■ Prompt ■
Please return all the records exactly, with nothing left out.

━━ Source material ━━

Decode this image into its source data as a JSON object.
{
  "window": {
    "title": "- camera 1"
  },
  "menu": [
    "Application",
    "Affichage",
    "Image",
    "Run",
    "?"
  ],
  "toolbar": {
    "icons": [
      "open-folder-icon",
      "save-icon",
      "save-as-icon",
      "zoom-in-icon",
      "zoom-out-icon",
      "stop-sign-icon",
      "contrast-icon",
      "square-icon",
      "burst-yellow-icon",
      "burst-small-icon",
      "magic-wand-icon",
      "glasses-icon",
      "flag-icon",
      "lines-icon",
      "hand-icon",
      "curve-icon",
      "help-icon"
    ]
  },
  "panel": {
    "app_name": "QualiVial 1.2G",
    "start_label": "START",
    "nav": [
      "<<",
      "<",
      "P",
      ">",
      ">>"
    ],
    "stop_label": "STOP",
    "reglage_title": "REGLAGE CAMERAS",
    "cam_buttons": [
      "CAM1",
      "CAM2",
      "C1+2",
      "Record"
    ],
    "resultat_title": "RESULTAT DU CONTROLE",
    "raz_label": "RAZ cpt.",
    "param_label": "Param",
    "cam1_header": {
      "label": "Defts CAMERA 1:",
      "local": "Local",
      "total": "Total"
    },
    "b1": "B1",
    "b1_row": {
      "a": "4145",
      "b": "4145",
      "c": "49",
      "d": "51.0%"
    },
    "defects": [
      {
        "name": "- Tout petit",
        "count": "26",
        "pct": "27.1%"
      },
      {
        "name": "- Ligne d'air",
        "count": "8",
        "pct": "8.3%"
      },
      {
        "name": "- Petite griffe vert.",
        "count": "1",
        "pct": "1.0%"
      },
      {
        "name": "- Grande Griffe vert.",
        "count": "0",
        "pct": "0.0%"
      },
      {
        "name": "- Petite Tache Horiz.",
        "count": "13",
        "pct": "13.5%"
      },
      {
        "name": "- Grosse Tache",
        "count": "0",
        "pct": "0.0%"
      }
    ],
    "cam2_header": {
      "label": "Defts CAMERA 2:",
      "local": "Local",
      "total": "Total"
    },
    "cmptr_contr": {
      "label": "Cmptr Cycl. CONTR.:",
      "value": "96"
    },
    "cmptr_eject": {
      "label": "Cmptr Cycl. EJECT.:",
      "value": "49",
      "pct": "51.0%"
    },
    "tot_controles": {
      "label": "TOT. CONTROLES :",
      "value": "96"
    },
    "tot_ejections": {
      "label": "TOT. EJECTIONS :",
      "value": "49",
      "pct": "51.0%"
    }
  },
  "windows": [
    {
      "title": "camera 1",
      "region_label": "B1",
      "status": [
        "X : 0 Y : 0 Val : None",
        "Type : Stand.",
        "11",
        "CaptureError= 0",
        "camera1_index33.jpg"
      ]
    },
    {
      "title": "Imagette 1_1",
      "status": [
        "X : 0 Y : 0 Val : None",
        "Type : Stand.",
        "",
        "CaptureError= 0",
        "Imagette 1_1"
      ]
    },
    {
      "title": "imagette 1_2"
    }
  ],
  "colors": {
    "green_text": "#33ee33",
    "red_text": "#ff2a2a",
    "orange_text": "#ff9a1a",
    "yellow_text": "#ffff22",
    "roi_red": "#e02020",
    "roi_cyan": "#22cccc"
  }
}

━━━

■ Written answer ■
Decode this image into its source data as a JSON object.
{
  "window": {
    "title": "- camera 1"
  },
  "menu": [
    "Application",
    "Affichage",
    "Image",
    "Run",
    "?"
  ],
  "toolbar": {
    "icons": [
      "open-folder-icon",
      "save-icon",
      "save-as-icon",
      "zoom-in-icon",
      "zoom-out-icon",
      "stop-sign-icon",
      "contrast-icon",
      "square-icon",
      "burst-yellow-icon",
      "burst-small-icon",
      "magic-wand-icon",
      "glasses-icon",
      "flag-icon",
      "lines-icon",
      "hand-icon",
      "curve-icon",
      "help-icon"
    ]
  },
  "panel": {
    "app_name": "QualiVial 1.2G",
    "start_label": "START",
    "nav": [
      "<<",
      "<",
      "P",
      ">",
      ">>"
    ],
    "stop_label": "STOP",
    "reglage_title": "REGLAGE CAMERAS",
    "cam_buttons": [
      "CAM1",
      "CAM2",
      "C1+2",
      "Record"
    ],
    "resultat_title": "RESULTAT DU CONTROLE",
    "raz_label": "RAZ cpt.",
    "param_label": "Param",
    "cam1_header": {
      "label": "Defts CAMERA 1:",
      "local": "Local",
      "total": "Total"
    },
    "b1": "B1",
    "b1_row": {
      "a": "4145",
      "b": "4145",
      "c": "49",
      "d": "51.0%"
    },
    "defects": [
      {
        "name": "- Tout petit",
        "count": "26",
        "pct": "27.1%"
      },
      {
        "name": "- Ligne d'air",
        "count": "8",
        "pct": "8.3%"
      },
      {
        "name": "- Petite griffe vert.",
        "count": "1",
        "pct": "1.0%"
      },
      {
        "name": "- Grande Griffe vert.",
        "count": "0",
        "pct": "0.0%"
      },
      {
        "name": "- Petite Tache Horiz.",
        "count": "13",
        "pct": "13.5%"
      },
      {
        "name": "- Grosse Tache",
        "count": "0",
        "pct": "0.0%"
      }
    ],
    "cam2_header": {
      "label": "Defts CAMERA 2:",
      "local": "Local",
      "total": "Total"
    },
    "cmptr_contr": {
      "label": "Cmptr Cycl. CONTR.:",
      "value": "96"
    },
    "cmptr_eject": {
      "label": "Cmptr Cycl. EJECT.:",
      "value": "49",
      "pct": "51.0%"
    },
    "tot_controles": {
      "label": "TOT. CONTROLES :",
      "value": "96"
    },
    "tot_ejections": {
      "label": "TOT. EJECTIONS :",
      "value": "49",
      "pct": "51.0%"
    }
  },
  "windows": [
    {
      "title": "camera 1",
      "region_label": "B1",
      "status": [
        "X : 0 Y : 0 Val : None",
        "Type : Stand.",
        "11",
        "CaptureError= 0",
        "camera1_index33.jpg"
      ]
    },
    {
      "title": "Imagette 1_1",
      "status": [
        "X : 0 Y : 0 Val : None",
        "Type : Stand.",
        "",
        "CaptureError= 0",
        "Imagette 1_1"
      ]
    },
    {
      "title": "imagette 1_2"
    }
  ],
  "colors": {
    "green_text": "#33ee33",
    "red_text": "#ff2a2a",
    "orange_text": "#ff9a1a",
    "yellow_text": "#ffff22",
    "roi_red": "#e02020",
    "roi_cyan": "#22cccc"
  }
}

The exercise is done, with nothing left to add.